Poker is a card game in which players compete to make the best five-card hand. The highest hand wins the pot, which is the sum of all bets made during a single deal. The game can be played with any number of players, but the ideal number is six or seven people. The game is played in private homes, card clubs, in casinos and in many other settings, including online. It is sometimes considered the national card game of the United States, and its play and jargon are widely spread.
The game is based on probability, psychology and mathematics, but the result of any specific hand largely depends on chance. Players place bets voluntarily in order to maximize their expected value of winning the pot, or for other strategic reasons such as bluffing.

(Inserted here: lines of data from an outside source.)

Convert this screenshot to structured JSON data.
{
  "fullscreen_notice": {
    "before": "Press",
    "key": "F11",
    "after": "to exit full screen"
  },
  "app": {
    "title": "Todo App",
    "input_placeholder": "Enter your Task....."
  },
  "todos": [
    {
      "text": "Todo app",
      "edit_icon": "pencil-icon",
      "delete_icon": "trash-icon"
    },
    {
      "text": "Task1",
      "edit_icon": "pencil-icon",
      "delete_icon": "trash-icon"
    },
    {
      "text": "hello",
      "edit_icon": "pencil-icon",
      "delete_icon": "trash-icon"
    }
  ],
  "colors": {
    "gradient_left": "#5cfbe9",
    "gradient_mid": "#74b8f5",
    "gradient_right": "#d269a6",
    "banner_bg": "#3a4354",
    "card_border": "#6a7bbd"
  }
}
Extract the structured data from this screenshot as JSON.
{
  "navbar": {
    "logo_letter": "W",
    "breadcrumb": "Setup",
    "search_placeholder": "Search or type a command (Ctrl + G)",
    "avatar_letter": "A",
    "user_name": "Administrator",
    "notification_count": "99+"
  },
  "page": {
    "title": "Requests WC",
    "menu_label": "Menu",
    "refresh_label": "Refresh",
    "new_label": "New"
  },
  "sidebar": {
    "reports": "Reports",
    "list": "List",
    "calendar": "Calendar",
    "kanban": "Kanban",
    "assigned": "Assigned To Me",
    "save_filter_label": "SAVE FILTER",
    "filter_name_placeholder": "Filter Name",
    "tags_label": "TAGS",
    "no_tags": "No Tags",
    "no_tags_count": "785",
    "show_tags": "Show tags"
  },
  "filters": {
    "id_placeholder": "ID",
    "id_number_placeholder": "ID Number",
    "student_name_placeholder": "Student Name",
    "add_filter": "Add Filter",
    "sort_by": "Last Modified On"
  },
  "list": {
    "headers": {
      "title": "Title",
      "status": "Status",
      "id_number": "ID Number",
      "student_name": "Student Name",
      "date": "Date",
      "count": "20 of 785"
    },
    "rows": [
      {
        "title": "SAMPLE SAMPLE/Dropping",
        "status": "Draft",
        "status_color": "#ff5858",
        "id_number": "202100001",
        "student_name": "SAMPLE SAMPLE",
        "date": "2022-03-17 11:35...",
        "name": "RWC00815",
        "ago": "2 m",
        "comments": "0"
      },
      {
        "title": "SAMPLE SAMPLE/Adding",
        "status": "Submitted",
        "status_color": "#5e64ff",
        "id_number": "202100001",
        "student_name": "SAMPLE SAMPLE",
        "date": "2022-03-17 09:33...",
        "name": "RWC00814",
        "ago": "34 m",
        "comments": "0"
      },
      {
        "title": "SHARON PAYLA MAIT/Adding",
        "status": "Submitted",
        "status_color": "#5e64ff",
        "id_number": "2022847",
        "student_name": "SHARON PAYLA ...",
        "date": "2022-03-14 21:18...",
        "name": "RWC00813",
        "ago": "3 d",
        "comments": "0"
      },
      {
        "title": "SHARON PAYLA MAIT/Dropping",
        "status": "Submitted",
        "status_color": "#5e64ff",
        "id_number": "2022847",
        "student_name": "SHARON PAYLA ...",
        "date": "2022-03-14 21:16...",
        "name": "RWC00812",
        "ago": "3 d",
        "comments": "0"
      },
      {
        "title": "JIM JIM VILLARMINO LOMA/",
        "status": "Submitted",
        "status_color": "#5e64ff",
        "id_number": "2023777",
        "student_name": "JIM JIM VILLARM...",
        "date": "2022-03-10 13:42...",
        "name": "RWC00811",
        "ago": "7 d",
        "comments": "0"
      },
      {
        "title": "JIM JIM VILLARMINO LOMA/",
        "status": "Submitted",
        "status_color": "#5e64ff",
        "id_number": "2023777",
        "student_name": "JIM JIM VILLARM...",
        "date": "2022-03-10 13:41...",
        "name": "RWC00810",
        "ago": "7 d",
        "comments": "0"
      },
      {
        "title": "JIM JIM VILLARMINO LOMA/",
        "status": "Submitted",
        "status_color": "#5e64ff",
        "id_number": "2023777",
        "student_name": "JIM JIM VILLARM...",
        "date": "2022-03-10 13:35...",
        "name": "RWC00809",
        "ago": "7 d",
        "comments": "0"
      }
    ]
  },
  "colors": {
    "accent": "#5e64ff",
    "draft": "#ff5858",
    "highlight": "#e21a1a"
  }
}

The decisions they make are based on the values of the cards in their hands, how other players have acted and on other factors such as position and stack depth.
A player is dealt a number of cards, usually five, from a standard 52-card deck. The cards are placed face up on the table and a round of betting takes place. At the end of the final betting round, all the remaining cards are revealed and a showdown takes place. The player with the best hand according to the rules of the particular poker variant being played wins the pot.
Some players will bet aggressively and others will be conservative. It is important to be able to read your opponents and understand their tendencies and betting patterns. For example, a conservative player is likely to fold early, while an aggressive player will bet high and can often be bluffed into folding.
The best way to improve your poker game is to practice and learn from others. It is also helpful to read books and articles about the game. In addition, playing with friends who are also interested in poker is a good way to increase your skills and make the game more fun. However, it is important to keep in mind that not all friends are created equal, and some may be much better at the game than others.
One of the worst things you can do in a poker game is complain about bad beats. This makes other players uncomfortable and can spoil the enjoyment of the game for everyone. It is also unfair to blame dealers for bad beats, especially when they are just doing their job.
The game of poker requires quick instincts. The faster you can make a decision, the better your chances of winning. The more you play and watch others, the quicker your instincts will develop. In addition, practicing your bluffing skills will help you win more hands. If you have a good hand on the flop, then it is worth raising the bet to force weaker hands out of the pot. Otherwise, you should fold if your cards are not good.